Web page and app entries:

○ ○ ○

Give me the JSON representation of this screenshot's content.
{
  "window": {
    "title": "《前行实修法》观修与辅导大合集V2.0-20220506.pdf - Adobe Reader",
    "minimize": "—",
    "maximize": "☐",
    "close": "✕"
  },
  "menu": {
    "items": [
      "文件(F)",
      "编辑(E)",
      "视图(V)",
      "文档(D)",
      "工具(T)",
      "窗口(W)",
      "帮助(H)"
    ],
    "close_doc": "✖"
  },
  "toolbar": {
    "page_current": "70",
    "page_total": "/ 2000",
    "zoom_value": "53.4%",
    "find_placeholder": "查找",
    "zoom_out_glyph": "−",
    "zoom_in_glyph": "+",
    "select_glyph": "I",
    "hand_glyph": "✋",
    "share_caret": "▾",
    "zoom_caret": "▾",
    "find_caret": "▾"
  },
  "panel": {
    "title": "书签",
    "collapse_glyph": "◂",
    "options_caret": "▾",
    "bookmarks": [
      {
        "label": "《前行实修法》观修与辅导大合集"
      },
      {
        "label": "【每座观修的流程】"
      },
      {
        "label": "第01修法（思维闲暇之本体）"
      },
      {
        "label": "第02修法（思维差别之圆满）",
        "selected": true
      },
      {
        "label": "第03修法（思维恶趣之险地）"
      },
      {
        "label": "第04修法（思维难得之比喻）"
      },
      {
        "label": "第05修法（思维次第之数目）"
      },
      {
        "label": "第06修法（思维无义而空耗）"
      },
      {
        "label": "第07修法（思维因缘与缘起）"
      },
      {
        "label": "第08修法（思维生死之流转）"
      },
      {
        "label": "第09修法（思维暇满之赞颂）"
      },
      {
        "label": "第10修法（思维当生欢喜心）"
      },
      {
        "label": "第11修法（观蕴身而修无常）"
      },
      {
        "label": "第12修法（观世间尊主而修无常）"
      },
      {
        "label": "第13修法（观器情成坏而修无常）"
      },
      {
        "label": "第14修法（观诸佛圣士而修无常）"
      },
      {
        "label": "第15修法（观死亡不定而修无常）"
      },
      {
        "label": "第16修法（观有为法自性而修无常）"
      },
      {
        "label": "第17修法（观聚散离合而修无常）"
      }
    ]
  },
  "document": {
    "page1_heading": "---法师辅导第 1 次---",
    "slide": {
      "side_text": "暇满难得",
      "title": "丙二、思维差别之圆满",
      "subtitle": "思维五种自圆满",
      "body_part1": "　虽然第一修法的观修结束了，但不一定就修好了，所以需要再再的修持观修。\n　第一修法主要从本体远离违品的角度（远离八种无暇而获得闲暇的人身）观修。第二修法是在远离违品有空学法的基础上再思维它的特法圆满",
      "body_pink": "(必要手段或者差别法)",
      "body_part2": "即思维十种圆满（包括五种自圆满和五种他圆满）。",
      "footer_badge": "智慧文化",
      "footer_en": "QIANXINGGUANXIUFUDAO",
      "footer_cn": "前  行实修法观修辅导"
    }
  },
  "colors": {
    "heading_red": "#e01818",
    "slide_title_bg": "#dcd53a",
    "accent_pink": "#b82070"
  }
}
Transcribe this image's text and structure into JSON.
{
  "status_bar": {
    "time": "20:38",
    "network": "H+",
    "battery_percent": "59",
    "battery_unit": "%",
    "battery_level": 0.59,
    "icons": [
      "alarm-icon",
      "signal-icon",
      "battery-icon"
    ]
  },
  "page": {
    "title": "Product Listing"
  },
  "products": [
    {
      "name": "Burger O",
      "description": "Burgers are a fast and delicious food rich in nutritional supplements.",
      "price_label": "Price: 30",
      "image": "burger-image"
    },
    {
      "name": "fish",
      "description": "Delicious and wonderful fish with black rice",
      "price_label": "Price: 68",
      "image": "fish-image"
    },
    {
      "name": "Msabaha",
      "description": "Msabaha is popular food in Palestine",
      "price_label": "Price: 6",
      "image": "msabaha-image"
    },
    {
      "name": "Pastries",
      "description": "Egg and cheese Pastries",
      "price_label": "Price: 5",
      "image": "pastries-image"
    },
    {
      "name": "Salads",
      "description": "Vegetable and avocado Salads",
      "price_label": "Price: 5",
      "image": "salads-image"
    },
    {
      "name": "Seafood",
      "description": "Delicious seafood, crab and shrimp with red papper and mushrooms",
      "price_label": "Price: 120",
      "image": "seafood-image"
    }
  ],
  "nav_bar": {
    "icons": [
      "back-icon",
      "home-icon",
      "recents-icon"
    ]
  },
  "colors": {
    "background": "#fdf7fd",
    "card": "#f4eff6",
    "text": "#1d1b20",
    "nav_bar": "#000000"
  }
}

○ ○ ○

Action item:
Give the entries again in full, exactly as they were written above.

Task output:
Give me the JSON representation of this screenshot's content.
{
  "window": {
    "title": "《前行实修法》观修与辅导大合集V2.0-20220506.pdf - Adobe Reader",
    "minimize": "—",
    "maximize": "☐",
    "close": "✕"
  },
  "menu": {
    "items": [
      "文件(F)",
      "编辑(E)",
      "视图(V)",
      "文档(D)",
      "工具(T)",
      "窗口(W)",
      "帮助(H)"
    ],
    "close_doc": "✖"
  },
  "toolbar": {
    "page_current": "70",
    "page_total": "/ 2000",
    "zoom_value": "53.4%",
    "find_placeholder": "查找",
    "zoom_out_glyph": "−",
    "zoom_in_glyph": "+",
    "select_glyph": "I",
    "hand_glyph": "✋",
    "share_caret": "▾",
    "zoom_caret": "▾",
    "find_caret": "▾"
  },
  "panel": {
    "title": "书签",
    "collapse_glyph": "◂",
    "options_caret": "▾",
    "bookmarks": [
      {
        "label": "《前行实修法》观修与辅导大合集"
      },
      {
        "label": "【每座观修的流程】"
      },
      {
        "label": "第01修法（思维闲暇之本体）"
      },
      {
        "label": "第02修法（思维差别之圆满）",
        "selected": true
      },
      {
        "label": "第03修法（思维恶趣之险地）"
      },
      {
        "label": "第04修法（思维难得之比喻）"
      },
      {
        "label": "第05修法（思维次第之数目）"
      },
      {
        "label": "第06修法（思维无义而空耗）"
      },
      {
        "label": "第07修法（思维因缘与缘起）"
      },
      {
        "label": "第08修法（思维生死之流转）"
      },
      {
        "label": "第09修法（思维暇满之赞颂）"
      },
      {
        "label": "第10修法（思维当生欢喜心）"
      },
      {
        "label": "第11修法（观蕴身而修无常）"
      },
      {
        "label": "第12修法（观世间尊主而修无常）"
      },
      {
        "label": "第13修法（观器情成坏而修无常）"
      },
      {
        "label": "第14修法（观诸佛圣士而修无常）"
      },
      {
        "label": "第15修法（观死亡不定而修无常）"
      },
      {
        "label": "第16修法（观有为法自性而修无常）"
      },
      {
        "label": "第17修法（观聚散离合而修无常）"
      }
    ]
  },
  "document": {
    "page1_heading": "---法师辅导第 1 次---",
    "slide": {
      "side_text": "暇满难得",
      "title": "丙二、思维差别之圆满",
      "subtitle": "思维五种自圆满",
      "body_part1": "　虽然第一修法的观修结束了，但不一定就修好了，所以需要再再的修持观修。\n　第一修法主要从本体远离违品的角度（远离八种无暇而获得闲暇的人身）观修。第二修法是在远离违品有空学法的基础上再思维它的特法圆满",
      "body_pink": "(必要手段或者差别法)",
      "body_part2": "即思维十种圆满（包括五种自圆满和五种他圆满）。",
      "footer_badge": "智慧文化",
      "footer_en": "QIANXINGGUANXIUFUDAO",
      "footer_cn": "前  行实修法观修辅导"
    }
  },
  "colors": {
    "heading_red": "#e01818",
    "slide_title_bg": "#dcd53a",
    "accent_pink": "#b82070"
  }
}
Transcribe this image's text and structure into JSON.
{
  "status_bar": {
    "time": "20:38",
    "network": "H+",
    "battery_percent": "59",
    "battery_unit": "%",
    "battery_level": 0.59,
    "icons": [
      "alarm-icon",
      "signal-icon",
      "battery-icon"
    ]
  },
  "page": {
    "title": "Product Listing"
  },
  "products": [
    {
      "name": "Burger O",
      "description": "Burgers are a fast and delicious food rich in nutritional supplements.",
      "price_label": "Price: 30",
      "image": "burger-image"
    },
    {
      "name": "fish",
      "description": "Delicious and wonderful fish with black rice",
      "price_label": "Price: 68",
      "image": "fish-image"
    },
    {
      "name": "Msabaha",
      "description": "Msabaha is popular food in Palestine",
      "price_label": "Price: 6",
      "image": "msabaha-image"
    },
    {
      "name": "Pastries",
      "description": "Egg and cheese Pastries",
      "price_label": "Price: 5",
      "image": "pastries-image"
    },
    {
      "name": "Salads",
      "description": "Vegetable and avocado Salads",
      "price_label": "Price: 5",
      "image": "salads-image"
    },
    {
      "name": "Seafood",
      "description": "Delicious seafood, crab and shrimp with red papper and mushrooms",
      "price_label": "Price: 120",
      "image": "seafood-image"
    }
  ],
  "nav_bar": {
    "icons": [
      "back-icon",
      "home-icon",
      "recents-icon"
    ]
  },
  "colors": {
    "background": "#fdf7fd",
    "card": "#f4eff6",
    "text": "#1d1b20",
    "nav_bar": "#000000"
  }
}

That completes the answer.